R.S. Narula, J.
1. The order of Shri Ajit Singh, Additional Director, Consolidation of Holdings, Punjab, Chandigarh, dated March 22, 1967 (Annexure 'C' to the writ petition) passed at the instance of Sardar Singh respondent No. 2, whereby the earlier order of the Assistant Director, Consolidation of Holdings, dated August 12, 1966 (Annexure 'B') in favour of the appellants was set aside, was impugned by the appellants in Civil Writ 1431 of 1967, on the solitary ground that the Additional Director had no jurisdiction to pass an order to their prejudice without issuing notice to them and affording them a reasonable opportunity of being heard. The learned Single Judge before whom the writ petition came up for final disposal, dismissed the same by his order, dated July 19, 1968, on the solitary ground that no injustice, what to say of manifest injustice, had been caused to the appellants by the impugned order though it had no doubt been passed by the Additional Director without any notice to them and with out hearing them.
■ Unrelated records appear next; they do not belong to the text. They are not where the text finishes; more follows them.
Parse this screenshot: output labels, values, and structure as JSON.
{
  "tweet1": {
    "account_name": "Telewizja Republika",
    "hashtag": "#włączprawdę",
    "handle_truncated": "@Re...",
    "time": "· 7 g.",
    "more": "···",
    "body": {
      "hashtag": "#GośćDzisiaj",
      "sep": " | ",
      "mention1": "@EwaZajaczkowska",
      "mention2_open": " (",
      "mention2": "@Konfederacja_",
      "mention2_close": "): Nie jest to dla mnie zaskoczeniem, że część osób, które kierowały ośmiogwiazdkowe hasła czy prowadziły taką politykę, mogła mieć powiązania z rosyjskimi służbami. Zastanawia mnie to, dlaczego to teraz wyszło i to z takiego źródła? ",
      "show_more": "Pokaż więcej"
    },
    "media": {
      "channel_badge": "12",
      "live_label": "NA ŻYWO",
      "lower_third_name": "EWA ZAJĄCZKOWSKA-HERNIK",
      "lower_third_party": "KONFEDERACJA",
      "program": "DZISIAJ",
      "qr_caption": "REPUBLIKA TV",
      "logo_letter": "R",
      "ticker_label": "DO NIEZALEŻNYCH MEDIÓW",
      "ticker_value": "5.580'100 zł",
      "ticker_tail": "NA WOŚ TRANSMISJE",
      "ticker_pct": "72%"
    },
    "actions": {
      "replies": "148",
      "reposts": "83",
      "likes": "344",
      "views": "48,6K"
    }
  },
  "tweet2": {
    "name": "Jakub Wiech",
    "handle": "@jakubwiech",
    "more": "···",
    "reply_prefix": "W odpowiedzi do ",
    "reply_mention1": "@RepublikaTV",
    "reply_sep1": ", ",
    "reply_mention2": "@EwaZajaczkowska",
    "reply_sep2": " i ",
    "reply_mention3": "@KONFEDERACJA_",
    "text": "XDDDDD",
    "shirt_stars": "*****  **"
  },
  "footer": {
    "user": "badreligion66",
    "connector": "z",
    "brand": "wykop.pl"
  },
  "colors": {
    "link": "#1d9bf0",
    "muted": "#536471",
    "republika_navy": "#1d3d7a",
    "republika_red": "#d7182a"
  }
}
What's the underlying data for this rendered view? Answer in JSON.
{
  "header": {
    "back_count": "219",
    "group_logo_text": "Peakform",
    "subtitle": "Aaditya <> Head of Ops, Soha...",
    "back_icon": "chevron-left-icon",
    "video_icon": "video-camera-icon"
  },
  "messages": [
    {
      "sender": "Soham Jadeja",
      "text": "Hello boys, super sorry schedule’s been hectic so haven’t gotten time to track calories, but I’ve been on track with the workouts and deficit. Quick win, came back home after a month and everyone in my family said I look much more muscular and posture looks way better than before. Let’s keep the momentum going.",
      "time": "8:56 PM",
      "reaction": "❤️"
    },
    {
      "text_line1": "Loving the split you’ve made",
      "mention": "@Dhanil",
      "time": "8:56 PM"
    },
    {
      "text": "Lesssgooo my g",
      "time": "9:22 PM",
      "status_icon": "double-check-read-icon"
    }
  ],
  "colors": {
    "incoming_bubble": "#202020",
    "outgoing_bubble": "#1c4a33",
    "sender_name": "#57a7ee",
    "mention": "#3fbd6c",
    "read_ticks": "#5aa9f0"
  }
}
2. In this Letters Patent Appeal against the judgment of the learned Single Judge, Mr. S. P. Goyal has submitted on behalf of the appellants that the approach of the learned Single Judge was not quite correct, and that the impugned order having been passed in violation of the mandatory requirement of the proviso to Section 42 of the East Punjab Holdings (Consolidation and Prevention of Fragmentation) Act (50 of 1948) (hereinafter called the Act), the appellants were entitled to have the same quashed ex debito justitiae. It is not disputed that the order of the Assistant Director (Annexure 'B') was in favour of the appellants. It is also beyond question that the said order was set aside by the Additional Director without notice to the appellants, in exercise of his powers under Section 42 of the Act. The proviso to Section 42 reads :-
'Provided that no order, scheme or repatriation shall be varied or reversed without giving the parties interested notice to appear and opportunity to be heard except in cases where the State Government is satisfied that the proceedings have been vitiated by unlawful consideration.' It is nobody's case that the State Government, or, for the matter of that, the Additional Director, was satisfied in the present case that the proceedings before the Assistant Director had been vitiated by unlawful consideration. Nor is any such finding recorded in the order. That being so, the Additional Director had no authority to set aside or vary the order of the Assistant Director without complying with the mandatory requirements of the above quoted proviso. Observations have been made in the order of the Additional Director which go to the merits and root of the controversy between the parties. Though the Additional Director has no doubt left the passing of a final order to the Assistant Director on the ground that Mukhtiar Singh appellant was not present before him, and he would not like to decide the case in his absence, and that the final order be passed after hearing him afresh, very little has been left by the Additional Director to be decided by the Additional director on merits. The grounds on which the Assistant Director had decided in favour of the appellants have not been fully dealt with by the Additional Director.
3. In any event, the impugned order having been passed in a manner prohibited by law, it cannot be said that it has not caused any injustice to the appellants. In Joginder Singh v. Deputy Custodian General, Evacuee Property, Mussoorie, Civil Appeal No. 457 of 1958, D/- 26-3-1962 (SC), their Lordships of the Supreme Court observed that where an inferior Tribunal acts beyond its jurisdiction, its action necessarily results in injustice to the party against whom action has been taken, for justice has to be done according to law, and the High Court is entitled to exercise jurisdiction under Articles 226 and 227 of the Constitution where it finds that an inferior Tribunal has acted beyond its jurisdiction. As already held above, the Act specifically prohibits the State Government from exercising its jurisdiction under Section 42 with a view to vary or reverse the order of a lower authority under the Act without complying with the statutory requirements of the proviso that that section. The impugned order of the Additional Director having been passed beyond his jurisdiction in the above sense, must necessarily be deemed to have resulted in injustice to the appellants. We are, therefore constrained to observe that the observations of the learned Single Judge to the effect that an order passed without complying with the requirements of the proviso to Section 42 of the Act did not result in injustice, much less manifest injustice to the appellants were not in accord with the pronouncement of the Supreme Court in the case of Joginder Singh, Civil Appeal No. 457 of 1958, D/- 26-3-1962 (SC) (supra).
4. For the foregoing reasons, we allow this appeal with costs, set aside the judgment of the learned Single Judge, allow the writ petition of the appellants, and quash the impugned order of the Additional Director, dated March 22, 1967 (Annexure 'C'). Nothing stated in this judgment will, however, be deemed to stand in the way of the State Government rehearing and redeciding the application of respondent No. 2 under Section 42 of the Act in accordance with law after due compliance with the proviso to Section 42. Counsel's fee Rs. 100/-.
Mehar Singh, C.J.
5. I agree.
6. Appeal allowed.